Experts fear sales of the technology also export authoritarian ideas about biometric surveillance. The second largest exporter is the US.
By Will Knight January 24, 2023
PHOTOGRAPH: GETTY IMAGES
EARLY LAST YEAR, the government of Bangladesh began weighing an offer from an unnamed Chinese company to build a smart city on the Bay of Bengal with infrastructure enhanced by artificial intelligence. Construction of the high-tech metropolis has yet to begin, but if it proceeds it may include face recognition software that can use public cameras to identify missing persons or track criminals in a crowd—capabilities already standard in many Chinese cities.
The project is among those that make China the world leader in exporting face recognition, according to a study by academics at Harvard and MIT published last week by the Brookings Institution, a prominent think tank.
The report finds that Chinese companies lead the world in exporting face recognition, accounting for 201 export deals involving the technology, followed by US firms with 128 deals. China also has a lead in AI generally, with 250 out of a total of 1,636 export deals involving some form of AI to 136 importing countries. The second biggest exporter was the US, with 215 AI deals.
The report argues that these exports may enable other governments to perform more surveillance, potentially harming citizens’ human rights. “The fact that China is exporting to these countries may kind of flip them to become more autocratic, when in fact they could become more democratic,” says Martin Beraja, an economist at MIT involved in the study whose work focuses on the relationship between new technologies like AI, government policies, and macroeconomics.
Face recognition technology has numerous practical applications, including unlocking smartphones, providing authentication in apps, and finding friends in social media posts. The MIT-Harvard researchers focused on deals involving so-called smart city technology, where face recognition is often deployed to enhance video surveillance. The research used information on global surveillance projects from the Carnegie Endowment for International Peace and data scraped from Chinese AI companies.

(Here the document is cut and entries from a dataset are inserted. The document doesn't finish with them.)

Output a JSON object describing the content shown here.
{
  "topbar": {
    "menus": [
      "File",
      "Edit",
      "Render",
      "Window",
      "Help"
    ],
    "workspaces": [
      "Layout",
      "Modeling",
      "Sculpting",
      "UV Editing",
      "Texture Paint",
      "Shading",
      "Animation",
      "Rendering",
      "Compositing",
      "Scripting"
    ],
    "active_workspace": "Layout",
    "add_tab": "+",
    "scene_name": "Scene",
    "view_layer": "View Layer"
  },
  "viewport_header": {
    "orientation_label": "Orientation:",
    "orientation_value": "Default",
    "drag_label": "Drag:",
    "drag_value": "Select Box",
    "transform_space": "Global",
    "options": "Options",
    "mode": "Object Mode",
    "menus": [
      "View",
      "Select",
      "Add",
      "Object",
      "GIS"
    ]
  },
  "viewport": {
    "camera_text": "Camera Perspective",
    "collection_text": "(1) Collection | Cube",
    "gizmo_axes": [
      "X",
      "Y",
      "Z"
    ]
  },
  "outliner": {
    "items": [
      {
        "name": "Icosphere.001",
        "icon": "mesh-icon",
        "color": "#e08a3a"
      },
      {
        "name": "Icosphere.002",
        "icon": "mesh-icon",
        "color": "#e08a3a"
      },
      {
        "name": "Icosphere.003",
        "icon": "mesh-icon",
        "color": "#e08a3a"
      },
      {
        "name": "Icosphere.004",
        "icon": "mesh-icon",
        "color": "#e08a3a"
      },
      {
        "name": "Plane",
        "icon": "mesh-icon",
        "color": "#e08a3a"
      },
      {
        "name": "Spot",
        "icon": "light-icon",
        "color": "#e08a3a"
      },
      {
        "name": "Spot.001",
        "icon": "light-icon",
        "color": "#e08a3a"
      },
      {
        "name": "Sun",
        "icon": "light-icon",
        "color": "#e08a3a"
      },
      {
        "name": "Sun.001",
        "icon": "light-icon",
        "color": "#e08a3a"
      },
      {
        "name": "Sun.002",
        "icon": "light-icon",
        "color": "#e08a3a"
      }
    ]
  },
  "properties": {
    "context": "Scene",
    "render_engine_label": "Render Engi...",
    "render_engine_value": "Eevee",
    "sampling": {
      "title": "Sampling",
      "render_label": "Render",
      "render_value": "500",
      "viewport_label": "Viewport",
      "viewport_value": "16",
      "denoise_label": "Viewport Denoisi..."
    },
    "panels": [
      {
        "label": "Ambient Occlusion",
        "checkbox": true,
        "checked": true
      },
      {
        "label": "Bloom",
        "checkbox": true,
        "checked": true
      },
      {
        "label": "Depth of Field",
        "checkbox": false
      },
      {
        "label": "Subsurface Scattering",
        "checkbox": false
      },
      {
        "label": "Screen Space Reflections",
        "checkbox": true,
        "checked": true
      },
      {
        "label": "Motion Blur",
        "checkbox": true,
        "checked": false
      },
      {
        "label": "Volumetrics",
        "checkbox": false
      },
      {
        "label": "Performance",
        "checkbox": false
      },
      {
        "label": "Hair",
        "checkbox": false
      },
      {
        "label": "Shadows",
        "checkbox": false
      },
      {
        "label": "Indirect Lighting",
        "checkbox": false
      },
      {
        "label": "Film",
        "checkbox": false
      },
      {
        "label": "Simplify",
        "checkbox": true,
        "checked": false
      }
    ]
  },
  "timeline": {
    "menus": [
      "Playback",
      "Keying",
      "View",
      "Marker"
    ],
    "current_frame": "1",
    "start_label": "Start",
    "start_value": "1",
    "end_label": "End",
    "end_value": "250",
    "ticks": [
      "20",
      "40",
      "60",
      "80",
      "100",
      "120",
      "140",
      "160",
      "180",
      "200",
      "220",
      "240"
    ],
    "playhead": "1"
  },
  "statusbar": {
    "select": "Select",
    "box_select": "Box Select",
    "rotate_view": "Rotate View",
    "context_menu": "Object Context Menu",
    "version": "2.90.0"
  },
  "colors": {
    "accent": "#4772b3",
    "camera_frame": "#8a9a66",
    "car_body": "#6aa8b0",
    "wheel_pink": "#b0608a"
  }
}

In recent years US lawmakers and presidents have expressed concern that China is gaining an edge over the US in AI technology. The report seems to offer hard evidence of one area where that shift has already occurred.
“It bolsters the case for why we need to be setting parameters around this type of technology,” says Alexandra Seymour, an associate fellow at the Center for New American Security who studies the policy implications of AI.
There is growing bipartisan interest in the US in restricting Chinese technology worldwide. Under president Trump, the US government imposed rules designed to restrict the use of Huawei’s 5G technology in the US and elsewhere and took aim at China’s AI firms with a chip embargo. The Biden administration levied a more sweeping chip blockade that prevents Chinese companies accessing cutting edge chips or semiconductor manufacturing technology, and has placed sanctions on Chinese providers of face recognition used to monitor Uyghur Muslims.
Further efforts to limit the export of face recognition from China could perhaps take the form of sanctions on countries that import the technology, Seymour says. But she adds that the US also needs to set an example to the rest of the world in terms of regulating the use of facial recognition.
The fact that the US is the world’s second largest exporter of face recognition technology risks undermining the idea—promoted by the US government—that American technology naturally embodies values of freedom and democracy.
Use of facial recognition is rising among US police departments, and while some cities have placed restrictions on the use of the technology, there are no national standards restricting or limiting its use. Some US companies, such as Clearview AI, have developed and are exporting face recognition tools that can connect a surveillance camera image of a person to their online identities, a use case that civil liberties groups argue invades citizen’s privacy without legal justification.
Seymour says the best way for the US to counter China’s success in exporting face recognition may be to regulate its use at home and to then offer alternatives to Chinese technology abroad. “Having a conversation around values will help to shape some of the limitations that need to be set on these technologies,” she says. But the prospects of the US Congress agreeing on meaningful limits to the technology look slim.
Chinese companies have come to dominate face recognition technology partly because of ties to government entities that can provide huge quantities of photos as well as significant funding for the technology’s development. In a paper published in November 2021, Beraja and his coauthors argued that innovation in the development of face recognition AI can flourish in autocracies because of close alignment between the technology and government goals.
Controlling the spread of unsavory uses of face recognition could be difficult, because the same technology can have many more benign uses.
And David Yang, one of Beraja’s coauthors and an economist at Harvard University, says recent US moves to contain Chinese technology have focused more on preventing development of new capabilities, not limiting the transfer of existing ones. “China has already developed a comprehensive suite of surveillance AI tech that it can sell,” he says. “The recent restrictions do nothing to change that.”
Seymour of the Center for New American Security says other emerging areas of AI could also be set to develop into powerful new surveillance tools whose proliferation should be carefully monitored.
Face recognition was one of the first practical uses for AI to appear after vastly improved image processing algorithms using artificial neural networks surfaced in the early 2010s. She suggests the large language models that have caused excitement around clever conversational tools such as ChatGPT could follow a similar path, for example by being adapted into more effective ways to censor web content or analyze communications.